- A custom mail merge application with Access and Word
- Create PowerPoint graphs with Excel data
- Automated Excel charts from imported XML data
- Using Word to repurpose raw XML data into useful content
- Using Microsoft's XML parser to overcome Office 2003 XML limitations
I: OFFICE DEVELOPMENT.1. What's New for Developers in Office 2003.
Increased XML Support.Enhanced Smart Tags.Smart Documents.InfoPath.The Research Task Pane.Other New Office Enhancements for Developers.Summary.2. Word Solution Development.
Objects, Properties, and Methods.Events.Summary.3. Excel Solution Development.
Objects, Properties, and Methods.Events.Summary.4. Access Solution Development.
Objects, Properties, and Methods.Summary.5. PowerPoint Solution Development.
Objects, Properties, and Methods.Events.Using VBA with PowerPoint in Design Mode.Using VBA with PowerPoint Slide Shows.Summary.6. Outlook Solution Development.
Objects, Properties, and Methods.Events.Summary.
II: OFFICE TECHNOLOGIES.7. Common Microsoft Office Objects.
File Search.File Dialogs.Command Bars.Summary.8. Microsoft Forms.
When to Use Forms Instead of Standard Screen Components.Creating a Form.Adding Code.Form and Application Interaction.Summary.9. XML and Office.
XML and Word 2003.XML and Access 2003.XML and Excel 2003.XML Maps.Using the MSXML Parser to Work with XML Data.Summary.10. Smart Tags.
The Smart Tag Schema.Saving and Using Smart Tag Files.Using Smart Tags in Word and PowerPoint.Using Smart Tags in Excel.Using Smart Tags in Access.Summary.11. Introduction to InfoPath.
Overview.InfoPath File Types.Designing Forms.Step-by-Step Form Design.Programming InfoPath Forms.Summary.
III: CASE STUDIES.12. Mail Merge Magic.
The Problem.The Requirements.Solution Tool Set and Files.Notes on This Case Study.The Structure of the Customers Database.Using the Solution.The Main Form.What Happens When the Document Is Opened.Inserting Content from Another Document.Saving the Content from the Solution Document.The Query Form.Running a Query.Summary.13. Dynamic Data Delivery.
The Problem.The Requirements.Solution Tool Set and Files.Notes on This Case Study.Excel Workbook Development.PowerPoint Presentation Development.Summary.14. Charting XML Data.
The Problem.The Requirements.Solution Tool Set and Files.Notes on This Case Study.XML Data.At Startup.The Solution Code.Preparing the Workbook.Bringing the Data into the Workbook.Using the MSXML Parser to Import.Processing the Data for Use in Charts.Creating the Charts.Applying Variations of the Top and Height Properties.Summary.15. Repurposing XML Content.
The Problem.The Requirements.Solution Tool Set and Files.Notes on This Case Study.The Structure of the Source XML Files.The Structure of the XML Schema.The Structure of the Word Template.Saving the Template.Using the Template.Adding the Comments.Running the Transformation.Saving the New View.Summary.16. Applying Saved InfoPath Data.

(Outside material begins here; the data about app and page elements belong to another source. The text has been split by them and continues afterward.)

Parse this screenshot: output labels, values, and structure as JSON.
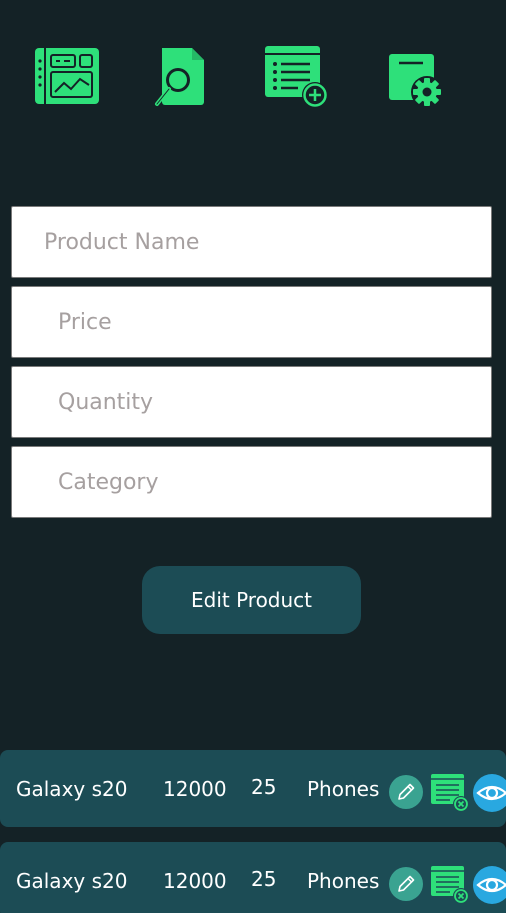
{
  "nav": {
    "items": [
      {
        "name": "dashboard",
        "icon": "dashboard-icon"
      },
      {
        "name": "search-product",
        "icon": "document-search-icon"
      },
      {
        "name": "add-product",
        "icon": "list-add-icon"
      },
      {
        "name": "product-settings",
        "icon": "folder-settings-icon"
      }
    ]
  },
  "form": {
    "product_name_placeholder": "Product Name",
    "price_placeholder": "Price",
    "quantity_placeholder": "Quantity",
    "category_placeholder": "Category",
    "submit_label": "Edit Product"
  },
  "products": [
    {
      "name": "Galaxy s20",
      "price": "12000",
      "quantity": "25",
      "category": "Phones"
    },
    {
      "name": "Galaxy s20",
      "price": "12000",
      "quantity": "25",
      "category": "Phones"
    }
  ],
  "colors": {
    "background": "#142226",
    "accent_green": "#2ee07a",
    "row_bg": "#1c4c55",
    "edit_icon_bg": "#3aa391",
    "view_icon_bg": "#29a8e0"
  }
}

The Problem.The Requirements.Solution Tool Set and Files.Notes on This Case Study.The InfoPath Form.XML Created with InfoPath.The Related Access Tables.Using the MSXML Parser to Import the Data.Summary.Appendix Resources.
Ken Bluttman has been developing custom Office solutions for more than ten years. He has consulted for dozens of companies, including leading firms in finance, insurance, energy, and health care. He also develops Oracle and SQL Server database applications, XML applications, and a variety of Web sites. Ken lives in New York with his wife, son, and dog.